Possibly for the first time, the life-long struggle of the Atlantic salmon has been documented on film from the North East of Scotland.
Concluding a seven-year, self-funded project, supported by the Boards and Trusts of the rivers of the North East of Scotland, Aberdeenshire-based filmmaker Bernard Martin will launch To The Journey’s End at Macduff Marine Aquarium on Thursday, April 13.
Intended as an educational resource, it is hoped that schools and colleges across the North East will use the film as a valuable learning tool to inspire local students to think about the conservation of the species.
To The Journey’s End documents the desperate voyage of the Atlantic salmon from ocean to river and back again, driven by the desire to reproduce. The film opens on the rugged North East coastline. It is Spring and tens of thousands of seabirds have come ashore to breed.
Out at sea, another great migration is also taking place - Atlantic salmon are travelling the long distance back home to breed in their native rivers in the North East of Scotland.
To The Journey’s End follows this dangerous journey; along the way, Atlantic salmon are attacked at the coast by dolphins and seals as we follow them through the estuary into the main stem of the river where they face yet another predator – humans.
Locally-filmed, purpose-shot footage follows them as they travel through the seasons until they finally make it to the spawning grounds where they themselves hatched many years earlier – they finally reach the end of their exhausting 3,000-mile journey. Having not fed or drank since they entered the river from the sea almost a year previous, for most, this is the end of their lives.
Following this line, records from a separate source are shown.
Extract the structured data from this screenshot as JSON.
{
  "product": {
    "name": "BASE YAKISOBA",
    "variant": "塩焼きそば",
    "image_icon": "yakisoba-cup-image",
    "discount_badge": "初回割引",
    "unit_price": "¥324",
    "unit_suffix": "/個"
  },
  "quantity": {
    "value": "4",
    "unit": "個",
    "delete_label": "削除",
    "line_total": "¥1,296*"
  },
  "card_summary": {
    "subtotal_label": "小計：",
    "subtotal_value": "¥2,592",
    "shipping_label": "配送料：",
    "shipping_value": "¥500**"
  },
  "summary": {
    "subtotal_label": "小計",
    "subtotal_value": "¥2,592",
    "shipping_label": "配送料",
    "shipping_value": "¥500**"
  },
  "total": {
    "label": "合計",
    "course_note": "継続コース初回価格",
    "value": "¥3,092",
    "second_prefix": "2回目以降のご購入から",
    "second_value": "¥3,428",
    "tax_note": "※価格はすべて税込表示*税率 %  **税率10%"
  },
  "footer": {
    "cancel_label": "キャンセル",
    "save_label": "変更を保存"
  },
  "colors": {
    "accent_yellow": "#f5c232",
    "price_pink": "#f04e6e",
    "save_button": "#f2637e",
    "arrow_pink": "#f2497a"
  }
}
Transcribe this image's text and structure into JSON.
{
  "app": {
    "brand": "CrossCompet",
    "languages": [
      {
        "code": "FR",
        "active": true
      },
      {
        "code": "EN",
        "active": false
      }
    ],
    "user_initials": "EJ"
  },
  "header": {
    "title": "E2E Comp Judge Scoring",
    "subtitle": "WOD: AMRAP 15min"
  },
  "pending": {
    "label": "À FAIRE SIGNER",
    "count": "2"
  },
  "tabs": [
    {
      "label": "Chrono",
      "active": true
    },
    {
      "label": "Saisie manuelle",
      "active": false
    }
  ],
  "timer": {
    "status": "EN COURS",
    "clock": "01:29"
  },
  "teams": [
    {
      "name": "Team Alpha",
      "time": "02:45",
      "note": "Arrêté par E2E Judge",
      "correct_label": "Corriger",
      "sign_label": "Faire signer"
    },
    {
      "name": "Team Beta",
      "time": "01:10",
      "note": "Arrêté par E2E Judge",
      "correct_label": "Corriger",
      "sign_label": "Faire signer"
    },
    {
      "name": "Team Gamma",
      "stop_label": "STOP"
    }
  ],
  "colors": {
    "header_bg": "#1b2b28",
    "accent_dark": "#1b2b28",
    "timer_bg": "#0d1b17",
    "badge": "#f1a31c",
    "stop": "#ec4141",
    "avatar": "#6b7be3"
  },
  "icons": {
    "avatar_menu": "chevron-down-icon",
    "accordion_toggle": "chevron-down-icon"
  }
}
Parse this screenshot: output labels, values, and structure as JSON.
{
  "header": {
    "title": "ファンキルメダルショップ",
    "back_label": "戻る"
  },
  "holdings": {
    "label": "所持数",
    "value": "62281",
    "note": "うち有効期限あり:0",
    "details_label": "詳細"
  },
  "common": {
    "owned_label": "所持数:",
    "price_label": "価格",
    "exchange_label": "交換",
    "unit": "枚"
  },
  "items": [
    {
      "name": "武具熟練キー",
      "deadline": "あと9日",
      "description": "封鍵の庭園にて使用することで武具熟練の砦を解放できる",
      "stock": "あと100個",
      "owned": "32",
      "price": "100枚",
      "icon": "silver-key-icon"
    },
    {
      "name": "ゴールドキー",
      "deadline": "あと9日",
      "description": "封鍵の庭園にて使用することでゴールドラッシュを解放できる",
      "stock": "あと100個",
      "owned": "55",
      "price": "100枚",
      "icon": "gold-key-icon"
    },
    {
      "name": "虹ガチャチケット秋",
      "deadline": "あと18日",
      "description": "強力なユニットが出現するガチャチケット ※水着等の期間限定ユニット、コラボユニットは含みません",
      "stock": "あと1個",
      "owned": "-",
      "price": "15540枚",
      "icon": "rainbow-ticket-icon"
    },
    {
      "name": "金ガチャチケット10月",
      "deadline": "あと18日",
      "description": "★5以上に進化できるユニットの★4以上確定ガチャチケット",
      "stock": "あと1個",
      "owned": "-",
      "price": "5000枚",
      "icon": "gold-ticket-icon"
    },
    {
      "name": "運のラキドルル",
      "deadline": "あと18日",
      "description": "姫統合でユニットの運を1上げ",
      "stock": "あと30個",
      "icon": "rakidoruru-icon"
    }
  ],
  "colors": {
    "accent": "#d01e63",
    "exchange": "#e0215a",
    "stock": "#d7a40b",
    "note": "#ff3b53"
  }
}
After spawning, viewers witness the hatching of eggs the following spring and watch the development of baby salmon until they return to the sea as smolts years later.
This film, featuring rarely-seen footage from North East Scotland, allows viewers to follow the fascinating life-cycle of the Atlantic salmon, fraught with danger. What’s more, the viewer will come to appreciate how endangered Atlantic salmon really are, and the challenges they face throughout their struggle for survival in the modern world.
On the upcoming launch of his film, Bernard said: “Year after year we were disappointed not to film the spawning sequence - heavy rains, lack of fish, being in the wrong place at the right time and equipment failing at the critical moment, all meant another year’s filming.
"Without the spawning sequence there was no film at all. What was really uplifting was that the people who work on and look after our rivers never gave up on me.
"The quality of the rivers of the North East is down to their hard work and management. Macduff Marine Aquarium is a great venue for the premier screening of my film, which will be used for the aquarium’s public and school education programmes”